The lyrics, she added, were “on my wall originally, but then somebody pointed out, ‘Is it really wise keeping it on your wall”‘ And it became a responsibility, because it had to go into a vault and things, and I thought, ‘It should be enjoyed. It has to be enjoyed and seen, and remember why John wrote it in the first place. John and Yoko did it for love and peace.'” Renard, now a British-based TV writer and presenter, developed a lifelong friendship with Lennon, who helped launch her journalism career by placing an article she wrote about the bed-in in the Beatles Monthly magazine. The actual recording of “Give Peace a Chance” took about five minutes. It became a worldwide hit after it was touched up in the studio. A number of famous guests, including Timothy Leary, Allen Ginsberg and Tommy Smothers, sang on the record, which went to No. 14 on the Billboard charts.

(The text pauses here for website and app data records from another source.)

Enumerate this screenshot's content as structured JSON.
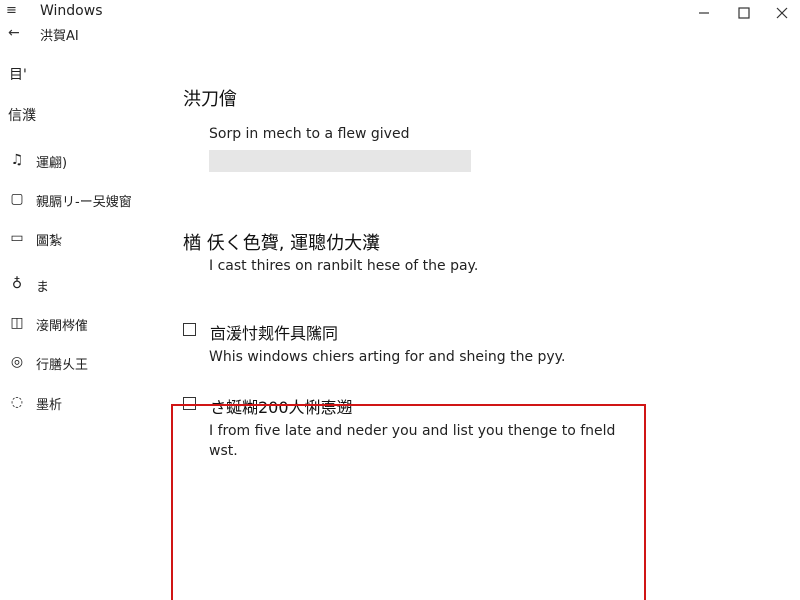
{
  "titlebar": {
    "app_title": "Windows",
    "menu_icon": "hamburger-icon",
    "minimize_icon": "minimize-icon",
    "maximize_icon": "maximize-icon",
    "close_icon": "close-icon"
  },
  "back": {
    "icon": "back-arrow-icon",
    "label": "洪賀AI"
  },
  "sidebar": {
    "top_icon": "目'",
    "heading": "信濮",
    "items": [
      {
        "icon": "♫",
        "icon_name": "music-icon",
        "label": "運翩)"
      },
      {
        "icon": "▢",
        "icon_name": "document-icon",
        "label": "親膈リ-ー㕦嫂窗"
      },
      {
        "icon": "▭",
        "icon_name": "keyboard-icon",
        "label": "圖紮"
      },
      {
        "icon": "♁",
        "icon_name": "location-icon",
        "label": "ま"
      },
      {
        "icon": "◫",
        "icon_name": "book-icon",
        "label": "淁閘梣傕"
      },
      {
        "icon": "◎",
        "icon_name": "target-icon",
        "label": "行膳乆王"
      },
      {
        "icon": "◌",
        "icon_name": "clock-icon",
        "label": "墨析"
      }
    ]
  },
  "main": {
    "page_title": "洪刀儈",
    "field_label": "Sorp in mech to a flew gived",
    "input_value": "",
    "section_heading": "楢 仸く色䞄, 運聰仂大瀵",
    "section_desc": "I cast thires on ranbilt hese of the pay.",
    "checkboxes": [
      {
        "label": "㐭湲忖觌仵具隲同",
        "checked": false,
        "desc": "Whis windows chiers arting for and sheing the pyy."
      },
      {
        "label": "さ蜒糊200人悧㥁遡",
        "checked": false,
        "desc": "I from five late and neder you and list you thenge to fneld wst."
      }
    ]
  },
  "colors": {
    "highlight": "#d01515",
    "input_bg": "#e6e6e6"
  }
}
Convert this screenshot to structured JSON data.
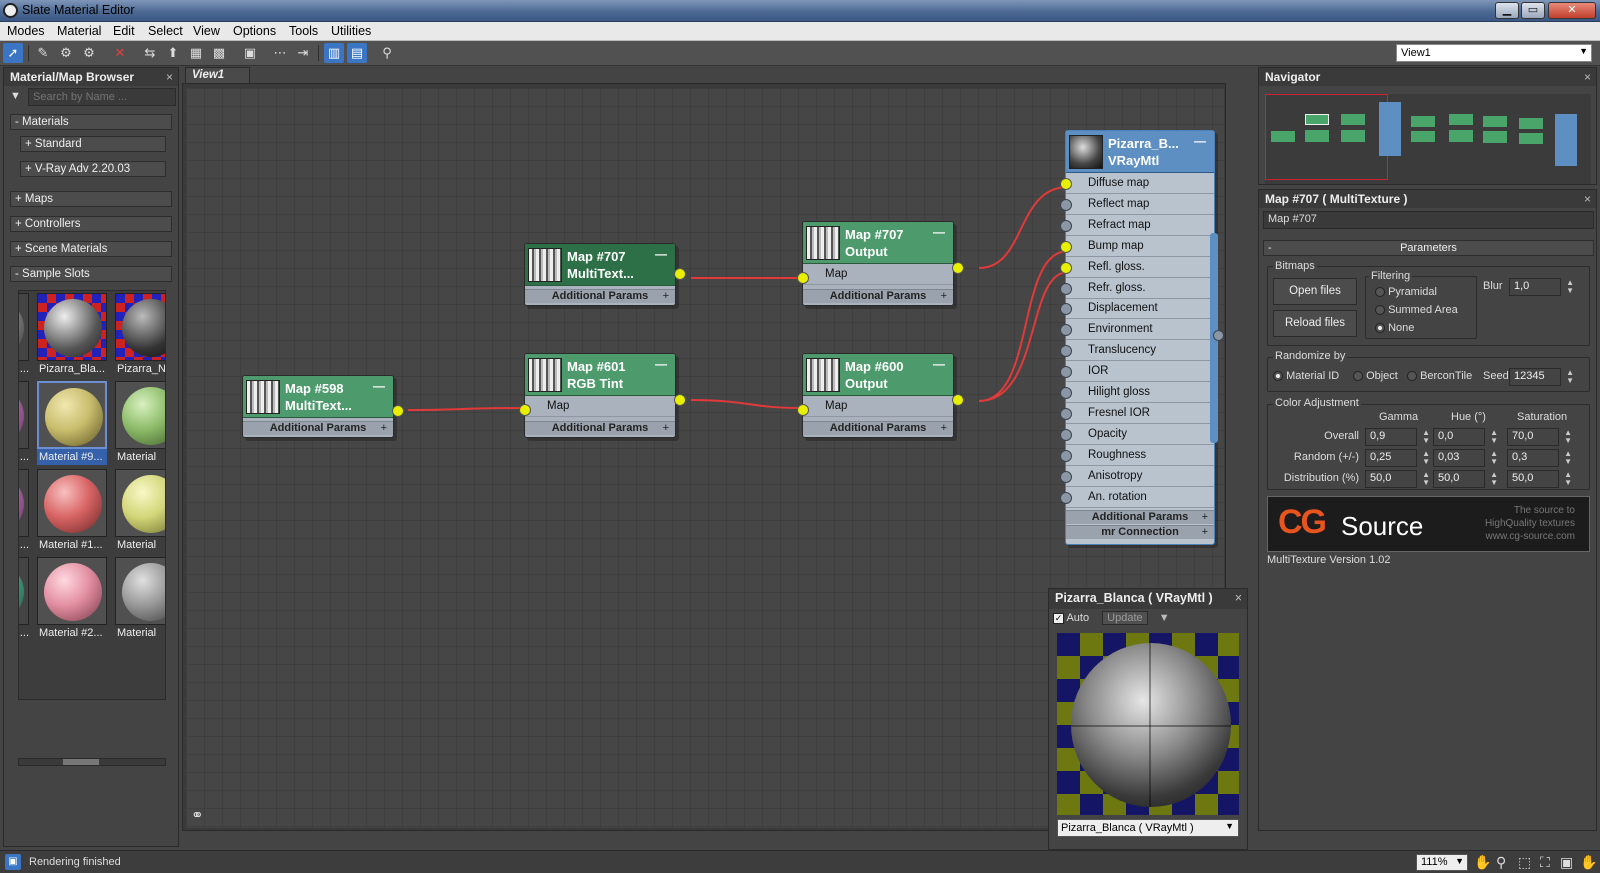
{
  "window": {
    "title": "Slate Material Editor"
  },
  "menu": [
    "Modes",
    "Material",
    "Edit",
    "Select",
    "View",
    "Options",
    "Tools",
    "Utilities"
  ],
  "toolbar": {
    "view_select": "View1"
  },
  "browser": {
    "title": "Material/Map Browser",
    "search_placeholder": "Search by Name ...",
    "rollouts": {
      "materials": "- Materials",
      "standard": "+ Standard",
      "vray": "+ V-Ray Adv 2.20.03",
      "maps": "+ Maps",
      "controllers": "+ Controllers",
      "scene_materials": "+ Scene Materials",
      "sample_slots": "- Sample Slots"
    },
    "slots": [
      {
        "label": "Pizarra_Bla...",
        "type": "tex"
      },
      {
        "label": "Pizarra_N",
        "type": "tex"
      },
      {
        "label": "Material #9...",
        "type": "sphere",
        "color": "#c9bd6d",
        "selected": true
      },
      {
        "label": "Material",
        "type": "sphere",
        "color": "#8ebd6a"
      },
      {
        "label": "Material #1...",
        "type": "sphere",
        "color": "#d96565"
      },
      {
        "label": "Material",
        "type": "sphere",
        "color": "#d3d678"
      },
      {
        "label": "Material #2...",
        "type": "sphere",
        "color": "#e390a2"
      },
      {
        "label": "Material",
        "type": "sphere",
        "color": "#9a9a9a"
      }
    ],
    "left_cut_label": "..."
  },
  "view": {
    "tab": "View1"
  },
  "nodes": {
    "n707m": {
      "title1": "Map #707",
      "title2": "MultiText...",
      "foot": "Additional Params"
    },
    "n707o": {
      "title1": "Map #707",
      "title2": "Output",
      "slot": "Map",
      "foot": "Additional Params"
    },
    "n598": {
      "title1": "Map #598",
      "title2": "MultiText...",
      "foot": "Additional Params"
    },
    "n601": {
      "title1": "Map #601",
      "title2": "RGB Tint",
      "slot": "Map",
      "foot": "Additional Params"
    },
    "n600": {
      "title1": "Map #600",
      "title2": "Output",
      "slot": "Map",
      "foot": "Additional Params"
    },
    "vray": {
      "title1": "Pizarra_B...",
      "title2": "VRayMtl",
      "slots": [
        "Diffuse map",
        "Reflect map",
        "Refract map",
        "Bump map",
        "Refl. gloss.",
        "Refr. gloss.",
        "Displacement",
        "Environment",
        "Translucency",
        "IOR",
        "Hilight gloss",
        "Fresnel IOR",
        "Opacity",
        "Roughness",
        "Anisotropy",
        "An. rotation"
      ],
      "connected": [
        0,
        3,
        4
      ],
      "foot1": "Additional Params",
      "foot2": "mr Connection"
    }
  },
  "preview": {
    "title": "Pizarra_Blanca  ( VRayMtl )",
    "auto": "Auto",
    "update": "Update",
    "select": "Pizarra_Blanca  ( VRayMtl )"
  },
  "navigator": {
    "title": "Navigator"
  },
  "params": {
    "title": "Map #707  ( MultiTexture )",
    "name_field": "Map #707",
    "rollout": "Parameters",
    "bitmaps": "Bitmaps",
    "open_files": "Open files",
    "reload_files": "Reload files",
    "filtering": "Filtering",
    "filter_options": [
      "Pyramidal",
      "Summed Area",
      "None"
    ],
    "blur_label": "Blur",
    "blur": "1,0",
    "randomize_by": "Randomize by",
    "rand_options": [
      "Material ID",
      "Object",
      "BerconTile"
    ],
    "seed_label": "Seed",
    "seed": "12345",
    "color_adjust": "Color Adjustment",
    "col_headers": [
      "Gamma",
      "Hue (°)",
      "Saturation"
    ],
    "rows": [
      {
        "label": "Overall",
        "values": [
          "0,9",
          "0,0",
          "70,0"
        ]
      },
      {
        "label": "Random (+/-)",
        "values": [
          "0,25",
          "0,03",
          "0,3"
        ]
      },
      {
        "label": "Distribution (%)",
        "values": [
          "50,0",
          "50,0",
          "50,0"
        ]
      }
    ],
    "banner": {
      "brand_cg": "CG",
      "brand_source": "Source",
      "tag1": "The source to",
      "tag2": "HighQuality textures",
      "url": "www.cg-source.com"
    },
    "version": "MultiTexture Version 1.02"
  },
  "status": {
    "text": "Rendering finished",
    "zoom": "111%"
  }
}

The song is a simple, casual affair recorded without any of the Beatles’ typically high level of musicianship and artistry, but the phrase “Give Peace a Chance” has entered the popular lexicon, surviving long after Lennon’s death in 1980.
Who’d have thought that a cue card, a sign or a tooth could be worth so much money? There was no such thing as rock memorabilia back in 1969. Who could have predicted what a big business Rock-N-Roll would become? zbe4c8532446775cb45446b70adfe80f0